>>>>>
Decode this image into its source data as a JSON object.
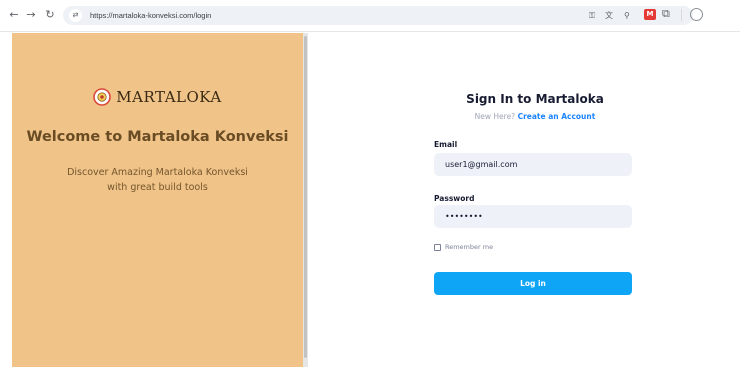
{
  "browser": {
    "url": "https://martaloka-konveksi.com/login",
    "icons": [
      "back-arrow-icon",
      "forward-arrow-icon",
      "reload-icon",
      "site-info-icon",
      "password-key-icon",
      "translate-icon",
      "zoom-icon",
      "bookmark-star-icon",
      "extension-red-icon",
      "extensions-puzzle-icon",
      "profile-icon"
    ]
  },
  "brand": {
    "logo_text": "MARTALOKA",
    "welcome": "Welcome to Martaloka Konveksi",
    "subtitle_line1": "Discover Amazing Martaloka Konveksi",
    "subtitle_line2": "with great build tools",
    "panel_color": "#f0c388"
  },
  "form": {
    "title": "Sign In to Martaloka",
    "new_here": "New Here?",
    "create_account": "Create an Account",
    "email_label": "Email",
    "email_value": "user1@gmail.com",
    "password_label": "Password",
    "password_value": "••••••••",
    "remember_label": "Remember me",
    "login_button": "Log in",
    "accent_color": "#0ea5f7"
  }
}
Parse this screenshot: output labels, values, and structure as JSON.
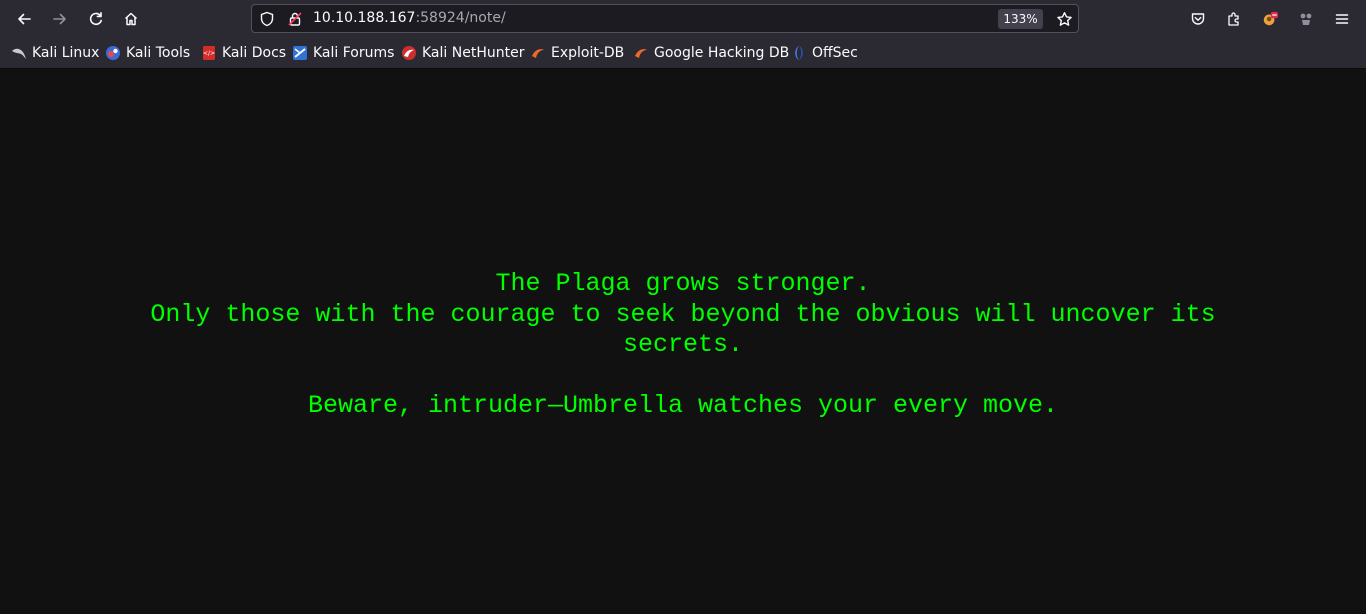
{
  "browser": {
    "url_host": "10.10.188.167",
    "url_path": ":58924/note/",
    "zoom": "133%"
  },
  "icons": {
    "back": "arrow-left-icon",
    "forward": "arrow-right-icon",
    "reload": "reload-icon",
    "home": "home-icon",
    "shield": "shield-icon",
    "lock": "lock-warning-icon",
    "bookmark_star": "star-icon",
    "pocket": "pocket-icon",
    "extensions": "puzzle-icon",
    "profile": "profile-icon",
    "extension2": "extension-icon",
    "menu": "hamburger-menu-icon"
  },
  "bookmarks": [
    {
      "label": "Kali Linux",
      "icon": "kali-dragon-icon"
    },
    {
      "label": "Kali Tools",
      "icon": "kali-tools-icon"
    },
    {
      "label": "Kali Docs",
      "icon": "kali-docs-icon"
    },
    {
      "label": "Kali Forums",
      "icon": "kali-forums-icon"
    },
    {
      "label": "Kali NetHunter",
      "icon": "nethunter-icon"
    },
    {
      "label": "Exploit-DB",
      "icon": "exploit-db-icon"
    },
    {
      "label": "Google Hacking DB",
      "icon": "ghdb-icon"
    },
    {
      "label": "OffSec",
      "icon": "offsec-icon"
    }
  ],
  "note": {
    "line1": "The Plaga grows stronger.",
    "line2": "Only those with the courage to seek beyond the obvious will uncover its secrets.",
    "line3": "Beware, intruder—Umbrella watches your every move."
  },
  "colors": {
    "toolbar_bg": "#2b2a33",
    "page_bg": "#111111",
    "note_text": "#00ff00"
  }
}
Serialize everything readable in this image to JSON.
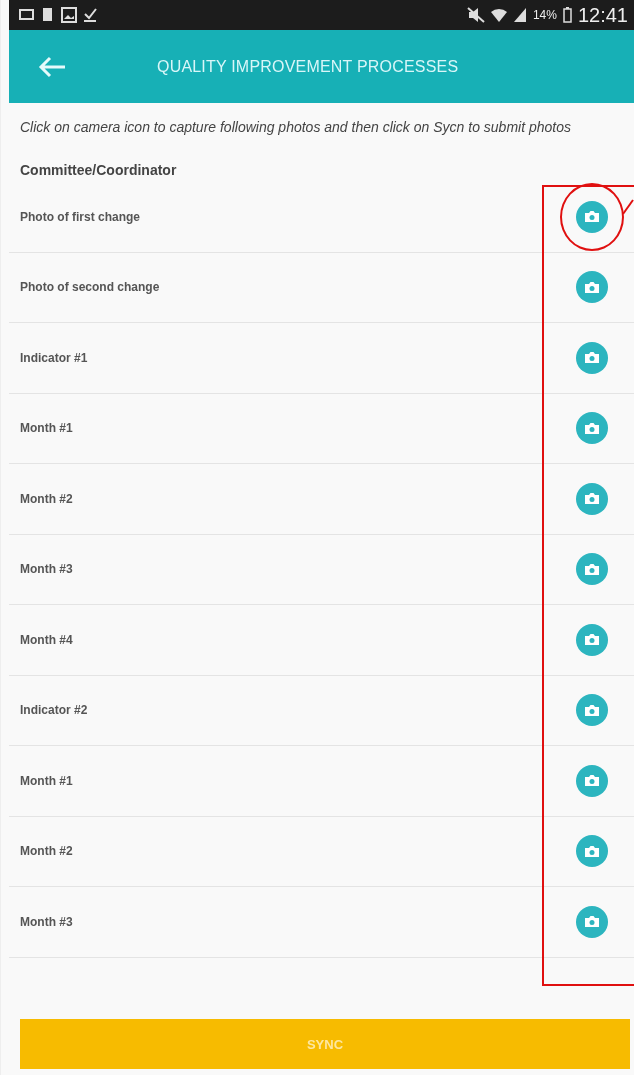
{
  "status_bar": {
    "battery": "14%",
    "time": "12:41"
  },
  "header": {
    "title": "QUALITY IMPROVEMENT PROCESSES"
  },
  "instruction": "Click on camera icon to capture following photos and then click on Sycn to submit photos",
  "section": {
    "title": "Committee/Coordinator"
  },
  "items": [
    {
      "label": "Photo of first change",
      "highlighted": true
    },
    {
      "label": "Photo of second change",
      "highlighted": false
    },
    {
      "label": "Indicator #1",
      "highlighted": false
    },
    {
      "label": "Month #1",
      "highlighted": false
    },
    {
      "label": "Month #2",
      "highlighted": false
    },
    {
      "label": "Month #3",
      "highlighted": false
    },
    {
      "label": "Month #4",
      "highlighted": false
    },
    {
      "label": "Indicator #2",
      "highlighted": false
    },
    {
      "label": "Month #1",
      "highlighted": false
    },
    {
      "label": "Month #2",
      "highlighted": false
    },
    {
      "label": "Month #3",
      "highlighted": false
    }
  ],
  "sync_button": {
    "label": "SYNC"
  }
}
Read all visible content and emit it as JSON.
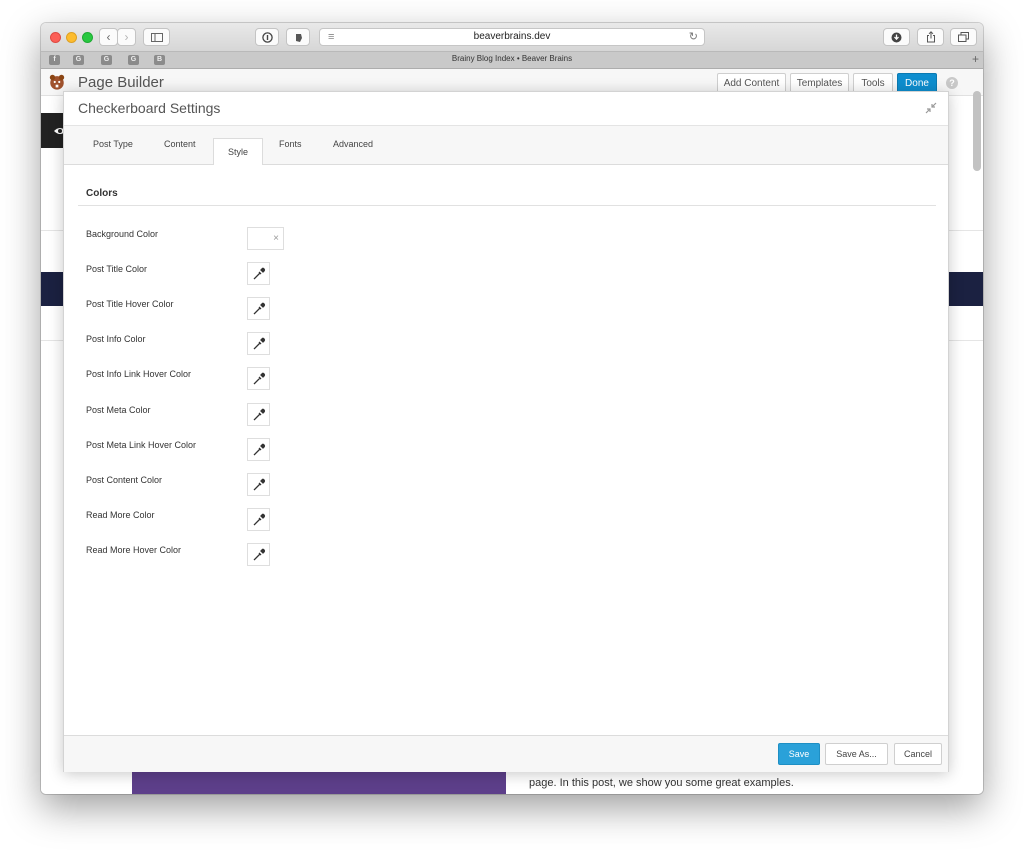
{
  "browser": {
    "url": "beaverbrains.dev",
    "tab_title": "Brainy Blog Index • Beaver Brains",
    "favicons": [
      "f",
      "G",
      "G",
      "G",
      "B"
    ]
  },
  "page_builder": {
    "title": "Page Builder",
    "buttons": {
      "add_content": "Add Content",
      "templates": "Templates",
      "tools": "Tools",
      "done": "Done",
      "help": "?"
    }
  },
  "background_page": {
    "text": "page. In this post, we show you some great examples."
  },
  "modal": {
    "title": "Checkerboard Settings",
    "tabs": [
      {
        "label": "Post Type"
      },
      {
        "label": "Content"
      },
      {
        "label": "Style",
        "active": true
      },
      {
        "label": "Fonts"
      },
      {
        "label": "Advanced"
      }
    ],
    "section_title": "Colors",
    "fields": [
      {
        "label": "Background Color"
      },
      {
        "label": "Post Title Color"
      },
      {
        "label": "Post Title Hover Color"
      },
      {
        "label": "Post Info Color"
      },
      {
        "label": "Post Info Link Hover Color"
      },
      {
        "label": "Post Meta Color"
      },
      {
        "label": "Post Meta Link Hover Color"
      },
      {
        "label": "Post Content Color"
      },
      {
        "label": "Read More Color"
      },
      {
        "label": "Read More Hover Color"
      }
    ],
    "footer": {
      "save": "Save",
      "save_as": "Save As...",
      "cancel": "Cancel"
    }
  },
  "colors": {
    "accent": "#2aa1d9",
    "done_button": "#0e8ecf",
    "navy_band": "#1b2141",
    "purple_block": "#5d3f8a"
  }
}
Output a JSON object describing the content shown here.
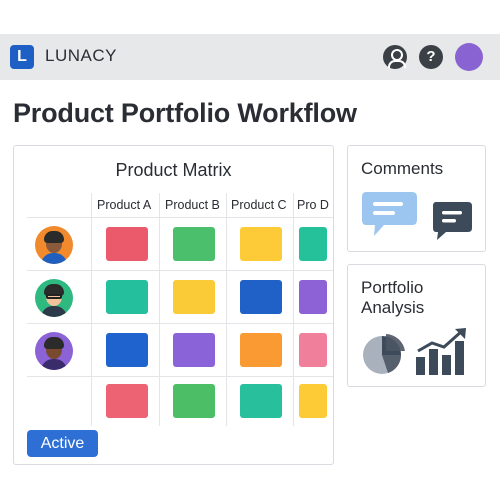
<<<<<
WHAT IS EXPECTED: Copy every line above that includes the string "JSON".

RESPONSE TO THIS TASK:
Decode this image into its source data as a JSON object.
Parse this screenshot: output labels, values, and structure as JSON.
Serialize everything readable in this image to JSON.
Read all visible content and emit it as JSON.
Output a JSON object describing the content shown here.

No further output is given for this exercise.